At the time, my husband and I were each new pastors serving little rural congregations 13 miles apart. I was vehement about keeping this news from our congregations. I already felt like I was living on display; to be that vulnerable with our parishioners (and, subsequently, two small towns) was unthinkable for me. I didn’t want our painful situation to be some entertaining news for the early morning coffee group at the local café. I protected myself fiercely, and soon found myself feeling increasingly isolated and alone (at a time when I was already feeling isolated and alone).
We young clergy women are a multi-talented bunch. (Do you sculpt? sew? shoot photos? string words together? We want to hear from you.)
You've read Stacey Midge's witty articles for Single Rev's Guide to Life. Did you know she is also a musician? Click below to hear her play "Long Road Home":
Note: Since the Christ and Creativity column is less discussion oriented, we will be closing comments each month. However, if you'd like to offer feedback to the artists we feature, please contact the Christ and Creativity editor, MaryAnn McKibben Dana, at creativity(dot)ycw(at)gmail(dot)com.
After services one Sunday, I walked into the sacristy to thank the altar guild for their work. The acting altar guild chair said those words we all long to hear: "Are you tired? Because you look really tired." I was, in fact, really tired. I hadn't taken a day off in nearly a month.
I hadn't meant to not take a day off. It just happened. What with a diocesan convention here, a religious arts festival there, some pastoral care emergencies, Lenten planning, and of course, the weekly parade of bulletins, committee meetings, and sermons, it had just been easier to keep going. For me, taking time off sometimes feels like one more thing on the never-ending to-do list.
The work of Lent is something of a spiritual house-cleaning: whether it involves organizing a back closet, bringing out and discarding things that need to go, adding something beautiful to a room, making space for a new guest. Hard work, but it sounds so beautiful when it's something done in your heart and soul.
But in the midst of all that spiritual work, the everyday work of dusting, scrubbing and organizing real rooms doesn't go away. This month, we bring you a sermon that reminds how this, too, is a spiritual pursuit.
I have this dorky parish clergy daydream. I like to imagine that as the years go by, all the different sacramental rites at which I’ve officiated or preached will blend together into a bizarre mélange of baptisms, communions, funerals, and weddings, so that I will no longer be able to remember in which significant moment of someone’s life I took part. I’m sure that there will be a few that refuse to conform; some, for whatever reason, will refuse mix in the melting pot of memories. One of my Unforgettable Sacraments will be the first wedding I ever officiated, not because it was my first time to pronounce two people husband and wife, not because the bride and groom were my close friends, but because someone died during the middle of the ceremony.

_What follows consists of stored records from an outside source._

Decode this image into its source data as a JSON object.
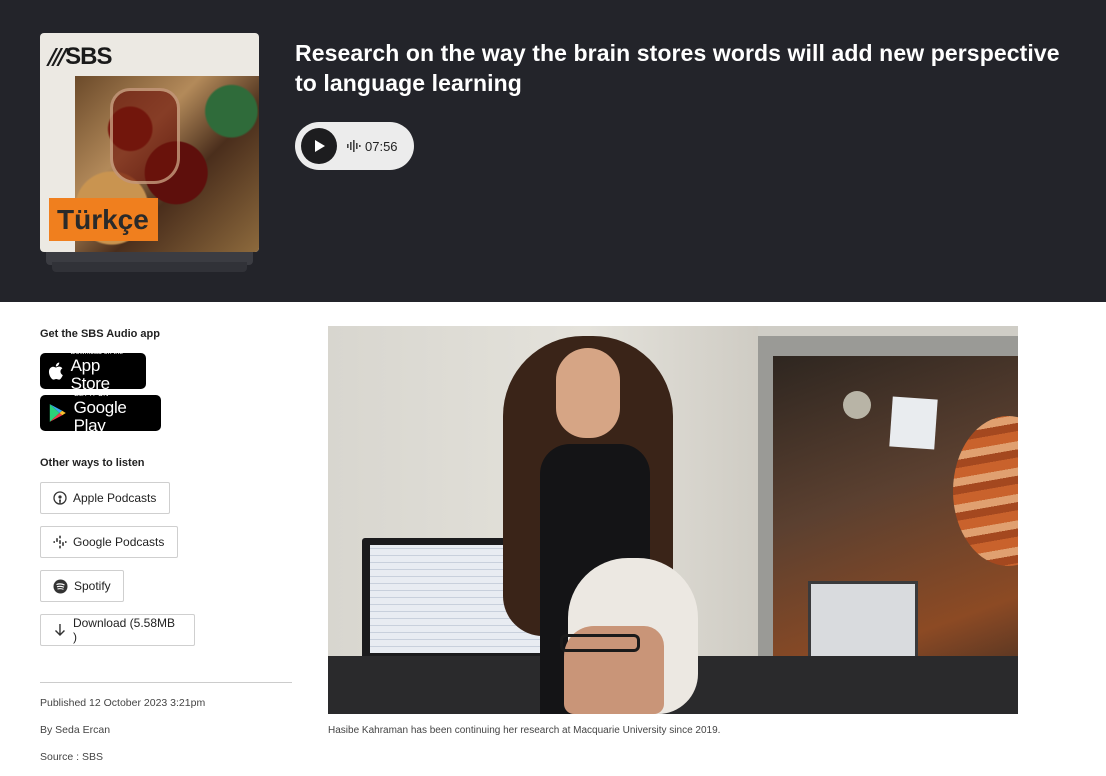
{
  "episode": {
    "cover": {
      "brand_text": "SBS",
      "tag": "Türkçe"
    },
    "title": "Research on the way the brain stores words will add new perspective to language learning",
    "player": {
      "duration": "07:56"
    }
  },
  "sidebar": {
    "app_heading": "Get the SBS Audio app",
    "app_store": {
      "small": "Download on the",
      "big": "App Store"
    },
    "google_play": {
      "small": "GET IT ON",
      "big": "Google Play"
    },
    "listen_heading": "Other ways to listen",
    "listen_options": [
      {
        "label": "Apple Podcasts",
        "icon": "apple-podcasts-icon"
      },
      {
        "label": "Google Podcasts",
        "icon": "google-podcasts-icon"
      },
      {
        "label": "Spotify",
        "icon": "spotify-icon"
      },
      {
        "label": "Download (5.58MB )",
        "icon": "download-icon"
      }
    ],
    "published": "Published 12 October 2023 3:21pm",
    "author": "By Seda Ercan",
    "source": "Source : SBS"
  },
  "article": {
    "caption": "Hasibe Kahraman has been continuing her research at Macquarie University since 2019."
  },
  "colors": {
    "hero_bg": "#23242a",
    "tag_orange": "#f07f1e"
  }
}
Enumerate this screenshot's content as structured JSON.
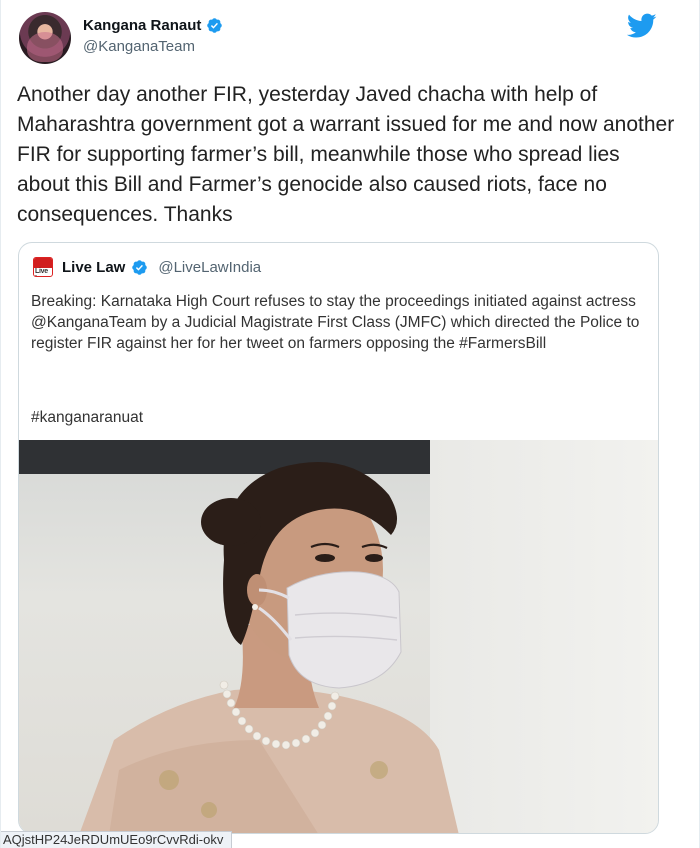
{
  "author": {
    "name": "Kangana Ranaut",
    "handle": "@KanganaTeam",
    "verified": true
  },
  "tweet": {
    "text": "Another day another FIR, yesterday Javed chacha with help of Maharashtra government got a warrant issued for me and now another FIR for supporting farmer’s bill, meanwhile those who spread lies about this Bill and Farmer’s genocide also caused riots, face no consequences. Thanks"
  },
  "quoted_tweet": {
    "name": "Live Law",
    "handle": "@LiveLawIndia",
    "logo_text": "Live Law",
    "verified": true,
    "text": "Breaking: Karnataka High Court refuses to stay the proceedings initiated against actress @KanganaTeam  by a Judicial Magistrate First Class (JMFC) which directed the Police  to register FIR against her for her tweet on farmers opposing the #FarmersBill",
    "hashtag": "#kanganaranuat"
  },
  "status_bar": {
    "url": "AQjstHP24JeRDUmUEo9rCvvRdi-okv"
  },
  "colors": {
    "accent": "#1d9bf0",
    "text": "#0f1419",
    "muted": "#536471",
    "border": "#cfd9de",
    "livelaw_red": "#d11f1f"
  },
  "icons": {
    "verified": "verified-badge-icon",
    "twitter": "twitter-bird-icon"
  }
}
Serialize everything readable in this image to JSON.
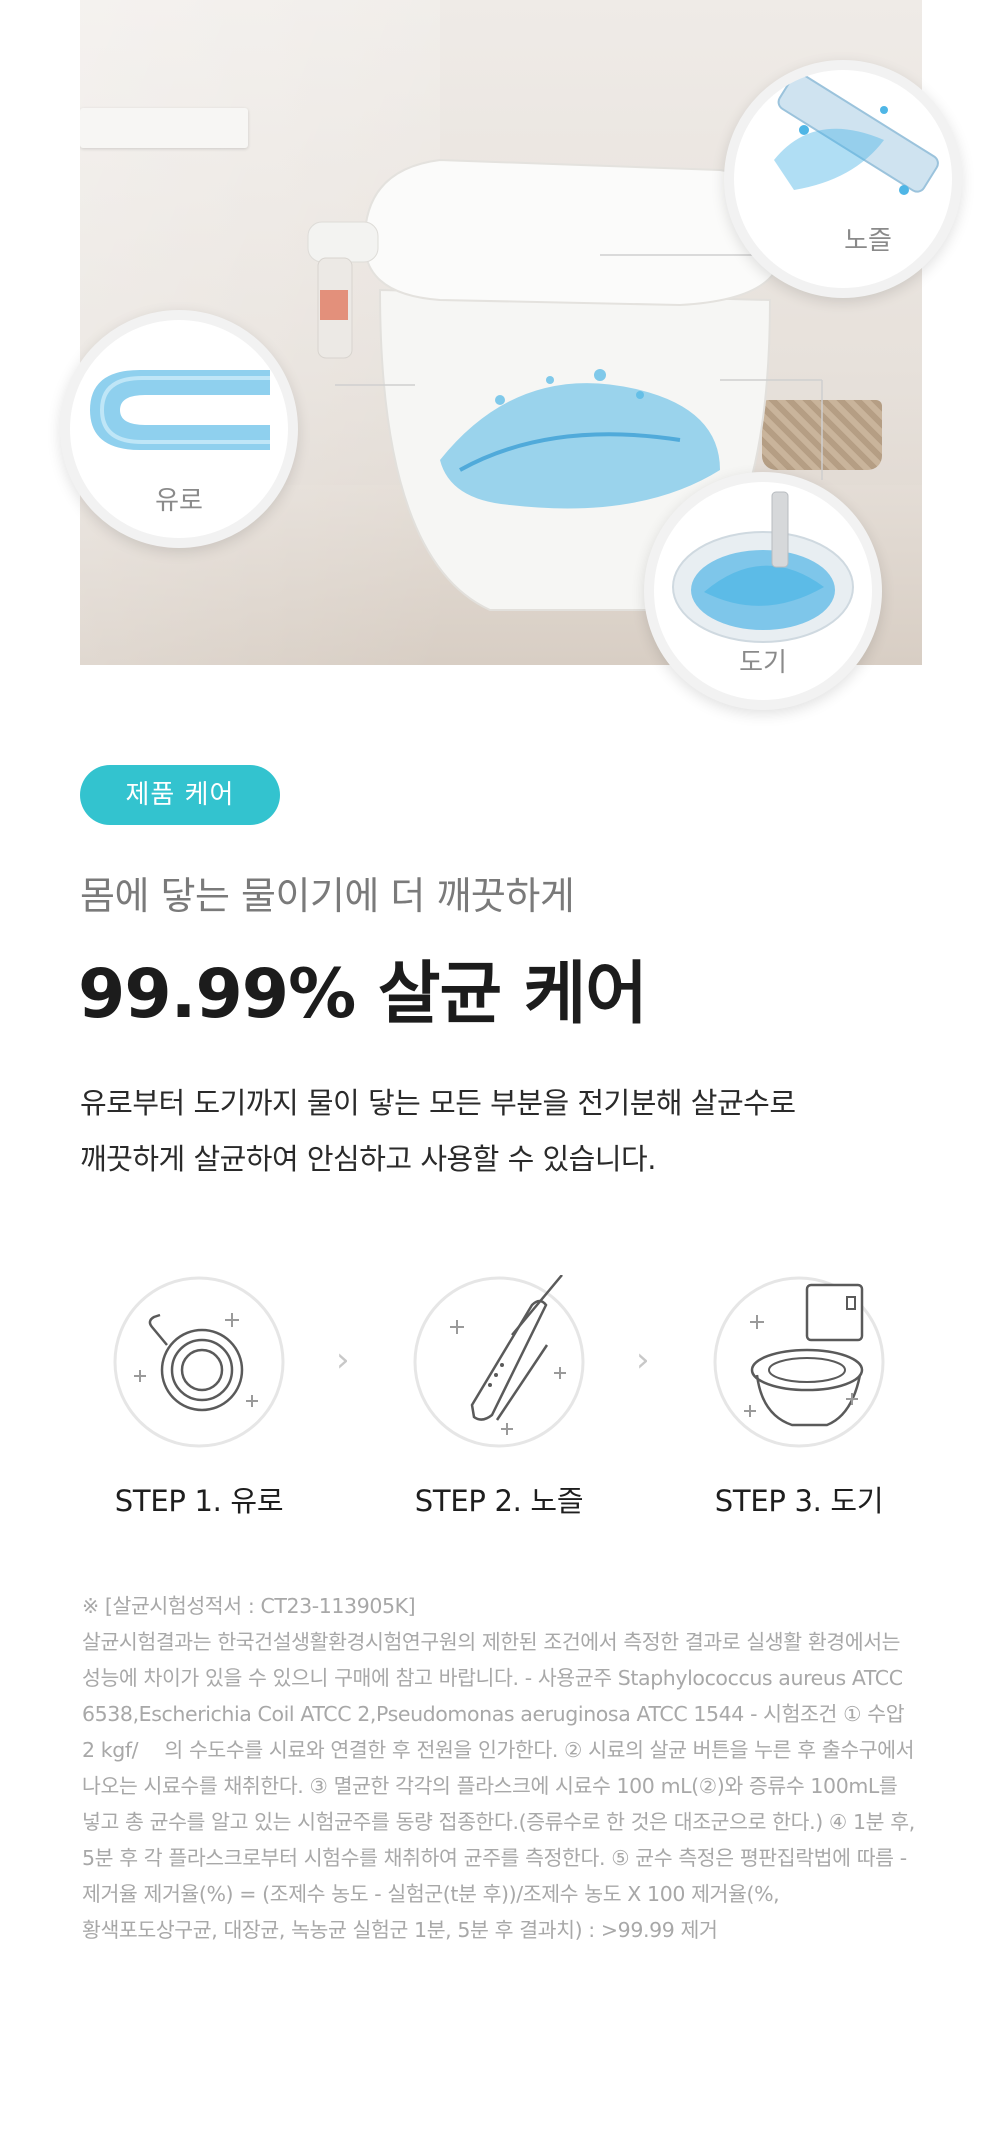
{
  "hero": {
    "callouts": {
      "pipe": "유로",
      "nozzle": "노즐",
      "bowl": "도기"
    },
    "colors": {
      "water": "#4fb6e6",
      "pipe": "#8fd0ee"
    }
  },
  "badge": {
    "label": "제품 케어",
    "color": "#33c3cf"
  },
  "subtitle": "몸에 닿는 물이기에 더 깨끗하게",
  "headline": "99.99% 살균 케어",
  "description": {
    "line1": "유로부터 도기까지 물이 닿는 모든 부분을 전기분해 살균수로",
    "line2": "깨끗하게 살균하여 안심하고 사용할 수 있습니다."
  },
  "steps": [
    {
      "label": "STEP 1. 유로",
      "icon": "pipe-coil-icon"
    },
    {
      "label": "STEP 2. 노즐",
      "icon": "nozzle-icon"
    },
    {
      "label": "STEP 3. 도기",
      "icon": "toilet-icon"
    }
  ],
  "step_arrow": "›",
  "footnote": {
    "lines": [
      "※ [살균시험성적서 : CT23-113905K]",
      "살균시험결과는 한국건설생활환경시험연구원의 제한된 조건에서 측정한 결과로 실생활 환경에서는",
      "성능에 차이가 있을 수 있으니 구매에 참고 바랍니다. - 사용균주 Staphylococcus aureus ATCC",
      "6538,Escherichia Coil ATCC 2,Pseudomonas aeruginosa ATCC 1544 - 시험조건 ① 수압",
      "2 kgf/　 의 수도수를 시료와 연결한 후 전원을 인가한다. ② 시료의 살균 버튼을 누른 후 출수구에서",
      "나오는 시료수를 채취한다. ③ 멸균한 각각의 플라스크에 시료수 100 mL(②)와 증류수 100mL를",
      "넣고 총 균수를 알고 있는 시험균주를 동량 접종한다.(증류수로 한 것은 대조군으로 한다.) ④ 1분 후,",
      "5분 후 각 플라스크로부터 시험수를 채취하여 균주를 측정한다. ⑤ 균수 측정은 평판집락법에 따름 -",
      "제거율 제거율(%) = (조제수 농도 - 실험군(t분 후))/조제수 농도 X 100 제거율(%,",
      "황색포도상구균, 대장균, 녹농균 실험군 1분, 5분 후 결과치) : >99.99 제거"
    ]
  }
}
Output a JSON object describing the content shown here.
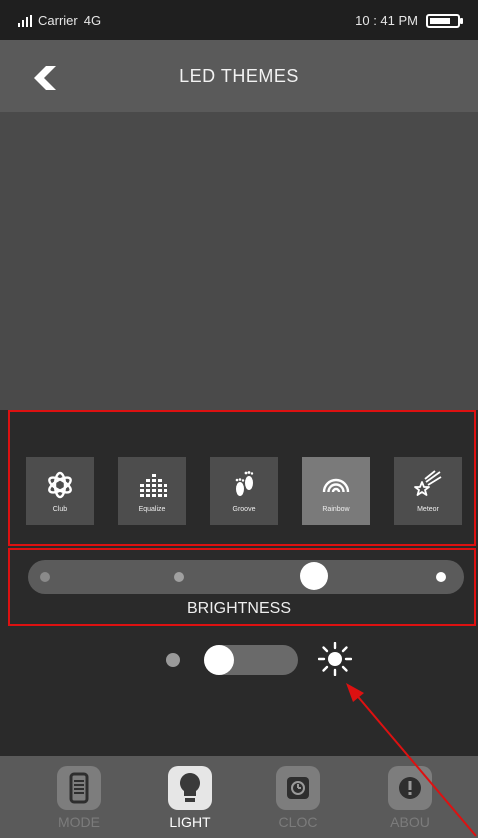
{
  "status_bar": {
    "carrier": "Carrier",
    "network": "4G",
    "time": "10 : 41 PM",
    "battery_level": 0.75
  },
  "header": {
    "title": "LED THEMES",
    "back_icon": "back-arrow-icon"
  },
  "themes": {
    "items": [
      {
        "label": "Club",
        "icon": "club-atom-icon",
        "active": false
      },
      {
        "label": "Equalize",
        "icon": "equalizer-bars-icon",
        "active": false
      },
      {
        "label": "Groove",
        "icon": "footprints-icon",
        "active": false
      },
      {
        "label": "Rainbow",
        "icon": "rainbow-icon",
        "active": true
      },
      {
        "label": "Meteor",
        "icon": "shooting-star-icon",
        "active": false
      }
    ]
  },
  "brightness": {
    "label": "BRIGHTNESS",
    "level": 0.67
  },
  "toggle": {
    "on": false
  },
  "nav": {
    "items": [
      {
        "label": "MODE",
        "icon": "phone-icon",
        "active": false
      },
      {
        "label": "LIGHT",
        "icon": "bulb-icon",
        "active": true
      },
      {
        "label": "CLOC",
        "icon": "clock-icon",
        "active": false
      },
      {
        "label": "ABOU",
        "icon": "info-icon",
        "active": false
      }
    ]
  },
  "colors": {
    "accent": "#dd1111",
    "background": "#2a2a2a",
    "header": "#5a5a5a"
  }
}
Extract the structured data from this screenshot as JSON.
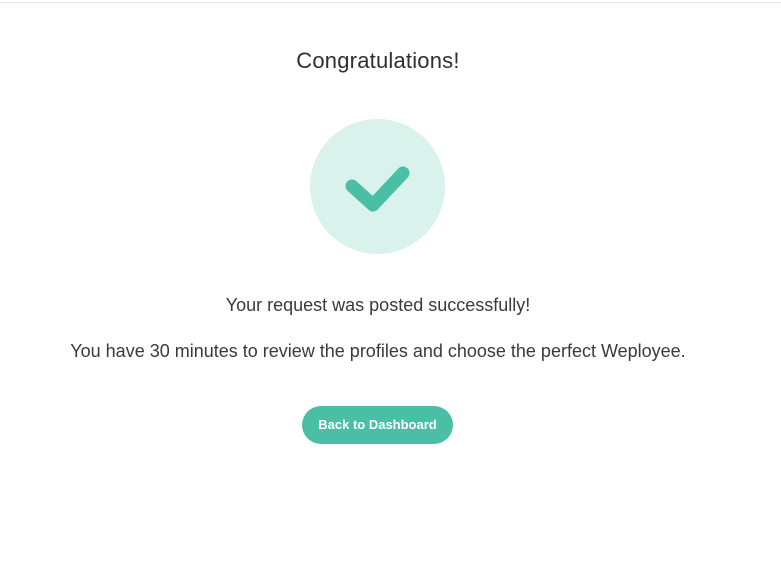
{
  "heading": "Congratulations!",
  "success_icon": "checkmark-icon",
  "messages": {
    "posted": "Your request was posted successfully!",
    "review": "You have 30 minutes to review the profiles and choose the perfect Weployee."
  },
  "actions": {
    "back_label": "Back to Dashboard"
  },
  "colors": {
    "accent": "#4bbfa6",
    "check_bg": "#daf2ec",
    "text": "#333333"
  }
}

Ministers are often the recipients of odd and not entirely appropriate comments, so most of us get used to putting on our unfazed faces and playing along. However, there are limits. I have to admit that my professional poise slipped a bit when a leering photographer at a wedding I was officiating leaned over and whispered that I had “great legs for a minister.” Aside from being unsure whether that was really a compliment, I felt speechlessly awkward, as though both my person and my vocation had been somehow violated. In another kind of workplace, this would have been considered sexual harassment; for a minister, the recourse is not so clear. When so much of our ministry depends on hospitality and graciousness, when and how do we draw the line?
OK, so it was a cheesy children’s sermon anyway. Though most children’s sermons—or at least the ones I give—come that way, this was particularly so. But it was Easter—my first ordained Easter!—so amidst all the preparations for Holy Week services, and especially my much-anticipated Easter sermon, I grabbed the first half-decent object lesson I found. At least the adults would like it.